Page and application data records:
===============

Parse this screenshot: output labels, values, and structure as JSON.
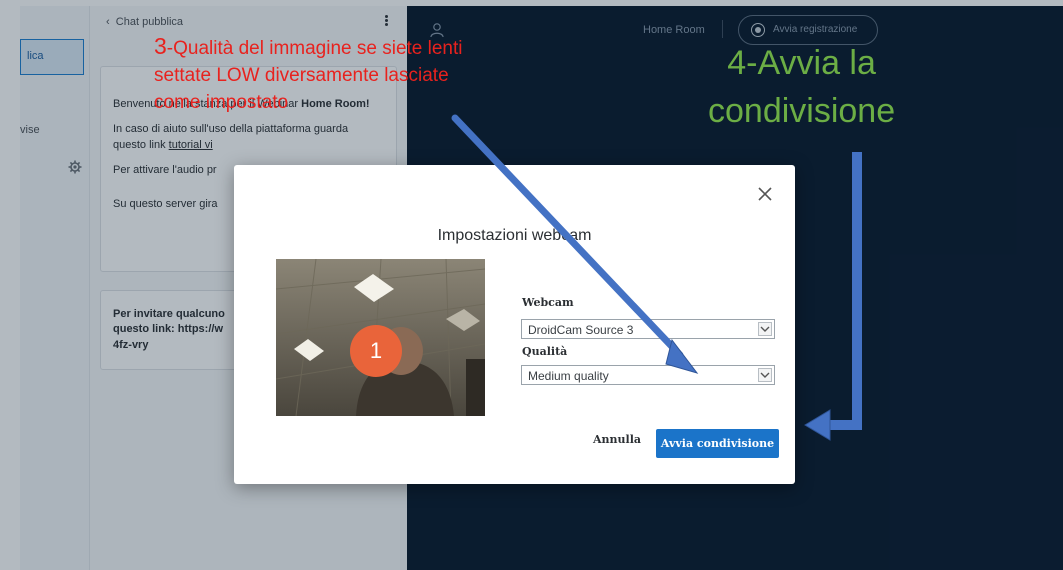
{
  "sidebar": {
    "active_item": "lica",
    "item2": "vise"
  },
  "chat": {
    "header": "Chat pubblica",
    "msg1": {
      "line1_a": "Benvenuto nella stanza per il Webinar ",
      "line1_b": "Home Room!",
      "line2": "In caso di aiuto sull'uso della piattaforma guarda questo link ",
      "link": "tutorial vi",
      "line3": "Per attivare l'audio pr",
      "line4": "Su questo server gira"
    },
    "msg2": {
      "text": "Per invitare qualcuno questo link: https://w 4fz-vry"
    }
  },
  "main": {
    "room_title": "Home Room",
    "record_label": "Avvia registrazione"
  },
  "modal": {
    "title": "Impostazioni webcam",
    "webcam_label": "Webcam",
    "webcam_value": "DroidCam Source 3",
    "quality_label": "Qualità",
    "quality_value": "Medium quality",
    "cancel_label": "Annulla",
    "share_label": "Avvia condivisione"
  },
  "annotations": {
    "red_num": "3",
    "red_text": "-Qualità del immagine se siete lenti settate LOW diversamente lasciate come impostato",
    "green_line1": "4-Avvia la",
    "green_line2": "condivisione",
    "badge": "1"
  },
  "colors": {
    "accent": "#1b74c9",
    "annotation_red": "#e8221e",
    "annotation_green": "#6cae45",
    "arrow_blue": "#4472c4",
    "badge": "#e9643a"
  }
}
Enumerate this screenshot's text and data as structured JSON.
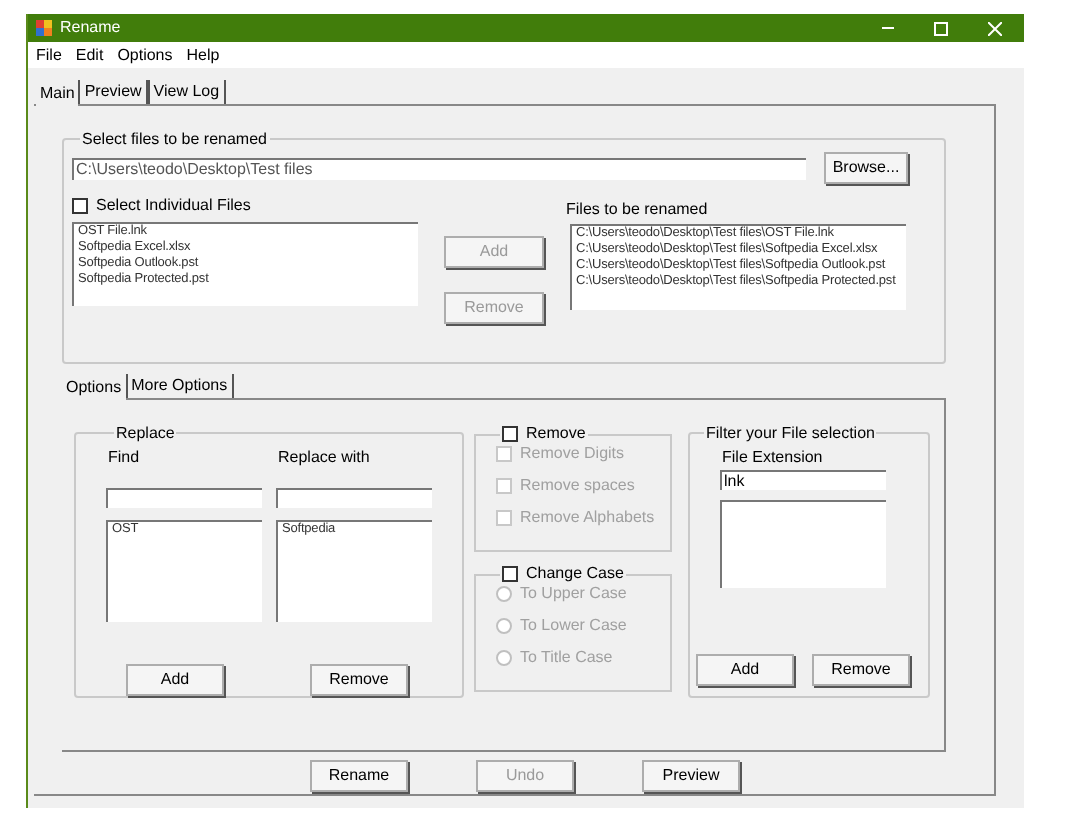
{
  "window": {
    "title": "Rename"
  },
  "menu": [
    "File",
    "Edit",
    "Options",
    "Help"
  ],
  "tabs": [
    {
      "label": "Main",
      "selected": true
    },
    {
      "label": "Preview",
      "selected": false
    },
    {
      "label": "View Log",
      "selected": false
    }
  ],
  "select_files": {
    "title": "Select files to be renamed",
    "path": "C:\\Users\\teodo\\Desktop\\Test files",
    "browse": "Browse...",
    "individual": {
      "label": "Select Individual Files",
      "checked": false
    },
    "source_files": [
      "OST File.lnk",
      "Softpedia Excel.xlsx",
      "Softpedia Outlook.pst",
      "Softpedia Protected.pst"
    ],
    "buttons": [
      {
        "label": "Add",
        "disabled": true
      },
      {
        "label": "Remove",
        "disabled": true
      }
    ],
    "target_label": "Files to be renamed",
    "target_files": [
      "C:\\Users\\teodo\\Desktop\\Test files\\OST File.lnk",
      "C:\\Users\\teodo\\Desktop\\Test files\\Softpedia Excel.xlsx",
      "C:\\Users\\teodo\\Desktop\\Test files\\Softpedia Outlook.pst",
      "C:\\Users\\teodo\\Desktop\\Test files\\Softpedia Protected.pst"
    ]
  },
  "option_tabs": [
    {
      "label": "Options",
      "selected": true
    },
    {
      "label": "More Options",
      "selected": false
    }
  ],
  "replace": {
    "title": "Replace",
    "find_label": "Find",
    "replace_label": "Replace with",
    "find_items": [
      "OST"
    ],
    "replace_items": [
      "Softpedia"
    ],
    "buttons": [
      {
        "label": "Add",
        "disabled": false
      },
      {
        "label": "Remove",
        "disabled": false
      }
    ]
  },
  "remove": {
    "label": "Remove",
    "checked": false,
    "options": [
      {
        "label": "Remove Digits",
        "checked": false,
        "disabled": true
      },
      {
        "label": "Remove spaces",
        "checked": false,
        "disabled": true
      },
      {
        "label": "Remove Alphabets",
        "checked": false,
        "disabled": true
      }
    ]
  },
  "change_case": {
    "label": "Change Case",
    "checked": false,
    "options": [
      {
        "label": "To Upper Case",
        "selected": false,
        "disabled": true
      },
      {
        "label": "To Lower Case",
        "selected": false,
        "disabled": true
      },
      {
        "label": "To Title Case",
        "selected": false,
        "disabled": true
      }
    ]
  },
  "filter": {
    "title": "Filter your File selection",
    "label": "File Extension",
    "value": "lnk",
    "buttons": [
      {
        "label": "Add",
        "disabled": false
      },
      {
        "label": "Remove",
        "disabled": false
      }
    ]
  },
  "actions": [
    {
      "label": "Rename",
      "disabled": false
    },
    {
      "label": "Undo",
      "disabled": true
    },
    {
      "label": "Preview",
      "disabled": false
    }
  ]
}
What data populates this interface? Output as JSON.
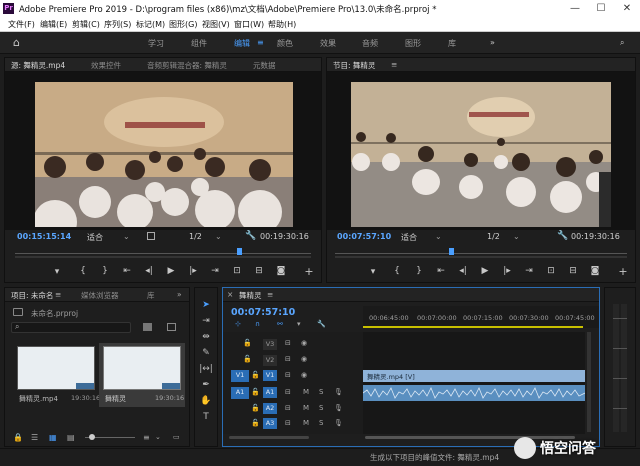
{
  "titlebar": {
    "app_icon": "Pr",
    "title": "Adobe Premiere Pro 2019 - D:\\program files (x86)\\mz\\文档\\Adobe\\Premiere Pro\\13.0\\未命名.prproj *",
    "controls": [
      "minimize-icon",
      "maximize-icon",
      "close-icon"
    ]
  },
  "menu": [
    "文件(F)",
    "编辑(E)",
    "剪辑(C)",
    "序列(S)",
    "标记(M)",
    "图形(G)",
    "视图(V)",
    "窗口(W)",
    "帮助(H)"
  ],
  "workspaces": [
    "学习",
    "组件",
    "编辑",
    "颜色",
    "效果",
    "音频",
    "图形",
    "库"
  ],
  "workspace_active": "编辑",
  "source_monitor": {
    "tabs": [
      "源: 舞精灵.mp4",
      "效果控件",
      "音频剪辑混合器: 舞精灵",
      "元数据"
    ],
    "timecode_in": "00:15:15:14",
    "fit": "适合",
    "resolution": "1/2",
    "duration": "00:19:30:16"
  },
  "program_monitor": {
    "tab": "节目: 舞精灵",
    "timecode_in": "00:07:57:10",
    "fit": "适合",
    "resolution": "1/2",
    "duration": "00:19:30:16"
  },
  "project_panel": {
    "tabs": [
      "项目: 未命名",
      "媒体浏览器",
      "库"
    ],
    "project_file": "未命名.prproj",
    "items": [
      {
        "name": "舞精灵.mp4",
        "duration": "19:30:16"
      },
      {
        "name": "舞精灵",
        "duration": "19:30:16"
      }
    ]
  },
  "timeline": {
    "tab": "舞精灵",
    "timecode": "00:07:57:10",
    "ruler": [
      "00:06:45:00",
      "00:07:00:00",
      "00:07:15:00",
      "00:07:30:00",
      "00:07:45:00"
    ],
    "video_tracks": [
      "V3",
      "V2",
      "V1"
    ],
    "audio_tracks": [
      "A1",
      "A2",
      "A3"
    ],
    "source_patch": {
      "video": "V1",
      "audio": "A1"
    },
    "clip_video_label": "舞精灵.mp4 [V]",
    "track_toggle_labels": {
      "mute": "M",
      "solo": "S"
    }
  },
  "status_bar": {
    "text": "生成以下项目的峰值文件: 舞精灵.mp4"
  },
  "watermark": "悟空问答",
  "colors": {
    "accent_blue": "#4a9fff",
    "timecode_blue": "#5aa6ff",
    "clip_video": "#8fb3d9",
    "clip_audio": "#5a8fc0",
    "target_blue": "#2a6db5"
  }
}
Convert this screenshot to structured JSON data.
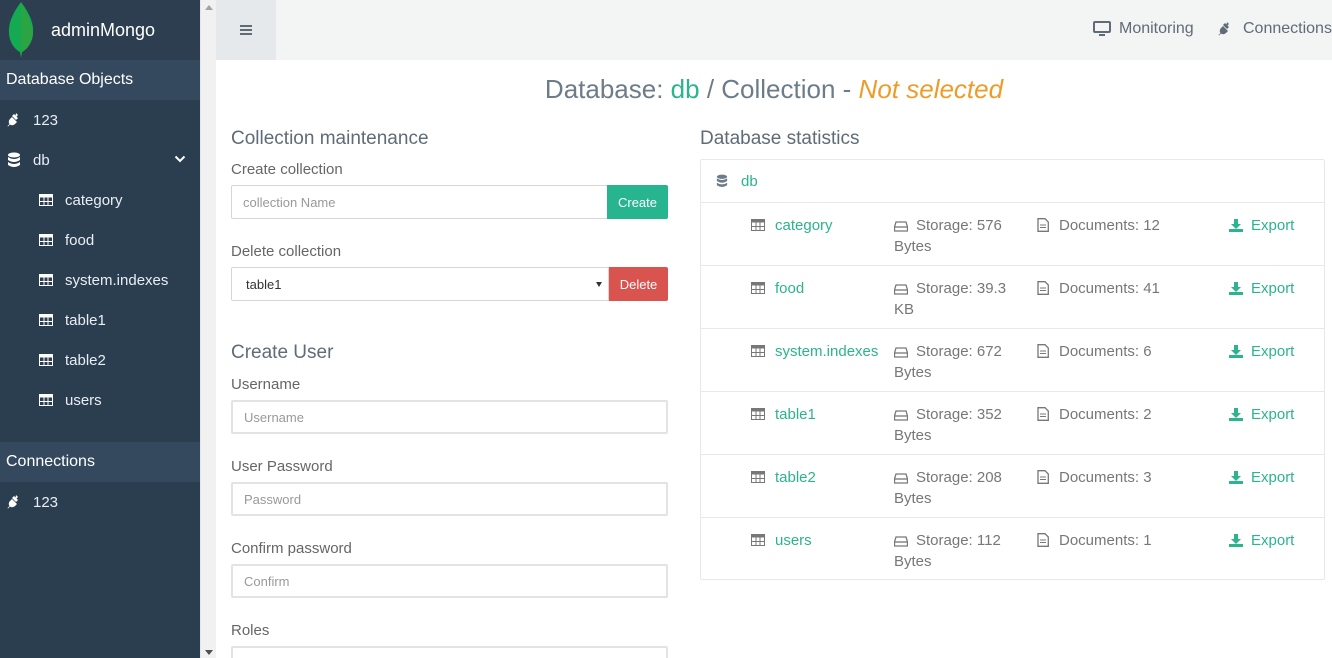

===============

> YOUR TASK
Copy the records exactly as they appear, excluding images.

> SOLVED PROBLEM
Parse this screenshot: output labels, values, and structure as JSON.
{
  "sidebar": {
    "active_item": "lica",
    "item2": "vise"
  },
  "chat": {
    "header": "Chat pubblica",
    "msg1": {
      "line1_a": "Benvenuto nella stanza per il Webinar ",
      "line1_b": "Home Room!",
      "line2": "In caso di aiuto sull'uso della piattaforma guarda questo link ",
      "link": "tutorial vi",
      "line3": "Per attivare l'audio pr",
      "line4": "Su questo server gira"
    },
    "msg2": {
      "text": "Per invitare qualcuno questo link: https://w 4fz-vry"
    }
  },
  "main": {
    "room_title": "Home Room",
    "record_label": "Avvia registrazione"
  },
  "modal": {
    "title": "Impostazioni webcam",
    "webcam_label": "Webcam",
    "webcam_value": "DroidCam Source 3",
    "quality_label": "Qualità",
    "quality_value": "Medium quality",
    "cancel_label": "Annulla",
    "share_label": "Avvia condivisione"
  },
  "annotations": {
    "red_num": "3",
    "red_text": "-Qualità del immagine se siete lenti settate LOW diversamente lasciate come impostato",
    "green_line1": "4-Avvia la",
    "green_line2": "condivisione",
    "badge": "1"
  },
  "colors": {
    "accent": "#1b74c9",
    "annotation_red": "#e8221e",
    "annotation_green": "#6cae45",
    "arrow_blue": "#4472c4",
    "badge": "#e9643a"
  }
}
Enumerate this screenshot's text and data as structured JSON.
{
  "window": {
    "title": "Rename"
  },
  "menu": [
    "File",
    "Edit",
    "Options",
    "Help"
  ],
  "tabs": [
    {
      "label": "Main",
      "selected": true
    },
    {
      "label": "Preview",
      "selected": false
    },
    {
      "label": "View Log",
      "selected": false
    }
  ],
  "select_files": {
    "title": "Select files to be renamed",
    "path": "C:\\Users\\teodo\\Desktop\\Test files",
    "browse": "Browse...",
    "individual": {
      "label": "Select Individual Files",
      "checked": false
    },
    "source_files": [
      "OST File.lnk",
      "Softpedia Excel.xlsx",
      "Softpedia Outlook.pst",
      "Softpedia Protected.pst"
    ],
    "buttons": [
      {
        "label": "Add",
        "disabled": true
      },
      {
        "label": "Remove",
        "disabled": true
      }
    ],
    "target_label": "Files to be renamed",
    "target_files": [
      "C:\\Users\\teodo\\Desktop\\Test files\\OST File.lnk",
      "C:\\Users\\teodo\\Desktop\\Test files\\Softpedia Excel.xlsx",
      "C:\\Users\\teodo\\Desktop\\Test files\\Softpedia Outlook.pst",
      "C:\\Users\\teodo\\Desktop\\Test files\\Softpedia Protected.pst"
    ]
  },
  "option_tabs": [
    {
      "label": "Options",
      "selected": true
    },
    {
      "label": "More Options",
      "selected": false
    }
  ],
  "replace": {
    "title": "Replace",
    "find_label": "Find",
    "replace_label": "Replace with",
    "find_items": [
      "OST"
    ],
    "replace_items": [
      "Softpedia"
    ],
    "buttons": [
      {
        "label": "Add",
        "disabled": false
      },
      {
        "label": "Remove",
        "disabled": false
      }
    ]
  },
  "remove": {
    "label": "Remove",
    "checked": false,
    "options": [
      {
        "label": "Remove Digits",
        "checked": false,
        "disabled": true
      },
      {
        "label": "Remove spaces",
        "checked": false,
        "disabled": true
      },
      {
        "label": "Remove Alphabets",
        "checked": false,
        "disabled": true
      }
    ]
  },
  "change_case": {
    "label": "Change Case",
    "checked": false,
    "options": [
      {
        "label": "To Upper Case",
        "selected": false,
        "disabled": true
      },
      {
        "label": "To Lower Case",
        "selected": false,
        "disabled": true
      },
      {
        "label": "To Title Case",
        "selected": false,
        "disabled": true
      }
    ]
  },
  "filter": {
    "title": "Filter your File selection",
    "label": "File Extension",
    "value": "lnk",
    "buttons": [
      {
        "label": "Add",
        "disabled": false
      },
      {
        "label": "Remove",
        "disabled": false
      }
    ]
  },
  "actions": [
    {
      "label": "Rename",
      "disabled": false
    },
    {
      "label": "Undo",
      "disabled": true
    },
    {
      "label": "Preview",
      "disabled": false
    }
  ]
}
What data populates this interface? Output as JSON.
{
  "titlebar": {
    "app_icon": "Pr",
    "title": "Adobe Premiere Pro 2019 - D:\\program files (x86)\\mz\\文档\\Adobe\\Premiere Pro\\13.0\\未命名.prproj *",
    "controls": [
      "minimize-icon",
      "maximize-icon",
      "close-icon"
    ]
  },
  "menu": [
    "文件(F)",
    "编辑(E)",
    "剪辑(C)",
    "序列(S)",
    "标记(M)",
    "图形(G)",
    "视图(V)",
    "窗口(W)",
    "帮助(H)"
  ],
  "workspaces": [
    "学习",
    "组件",
    "编辑",
    "颜色",
    "效果",
    "音频",
    "图形",
    "库"
  ],
  "workspace_active": "编辑",
  "source_monitor": {
    "tabs": [
      "源: 舞精灵.mp4",
      "效果控件",
      "音频剪辑混合器: 舞精灵",
      "元数据"
    ],
    "timecode_in": "00:15:15:14",
    "fit": "适合",
    "resolution": "1/2",
    "duration": "00:19:30:16"
  },
  "program_monitor": {
    "tab": "节目: 舞精灵",
    "timecode_in": "00:07:57:10",
    "fit": "适合",
    "resolution": "1/2",
    "duration": "00:19:30:16"
  },
  "project_panel": {
    "tabs": [
      "项目: 未命名",
      "媒体浏览器",
      "库"
    ],
    "project_file": "未命名.prproj",
    "items": [
      {
        "name": "舞精灵.mp4",
        "duration": "19:30:16"
      },
      {
        "name": "舞精灵",
        "duration": "19:30:16"
      }
    ]
  },
  "timeline": {
    "tab": "舞精灵",
    "timecode": "00:07:57:10",
    "ruler": [
      "00:06:45:00",
      "00:07:00:00",
      "00:07:15:00",
      "00:07:30:00",
      "00:07:45:00"
    ],
    "video_tracks": [
      "V3",
      "V2",
      "V1"
    ],
    "audio_tracks": [
      "A1",
      "A2",
      "A3"
    ],
    "source_patch": {
      "video": "V1",
      "audio": "A1"
    },
    "clip_video_label": "舞精灵.mp4 [V]",
    "track_toggle_labels": {
      "mute": "M",
      "solo": "S"
    }
  },
  "status_bar": {
    "text": "生成以下项目的峰值文件: 舞精灵.mp4"
  },
  "watermark": "悟空问答",
  "colors": {
    "accent_blue": "#4a9fff",
    "timecode_blue": "#5aa6ff",
    "clip_video": "#8fb3d9",
    "clip_audio": "#5a8fc0",
    "target_blue": "#2a6db5"
  }
}
Convert this screenshot to structured JSON data.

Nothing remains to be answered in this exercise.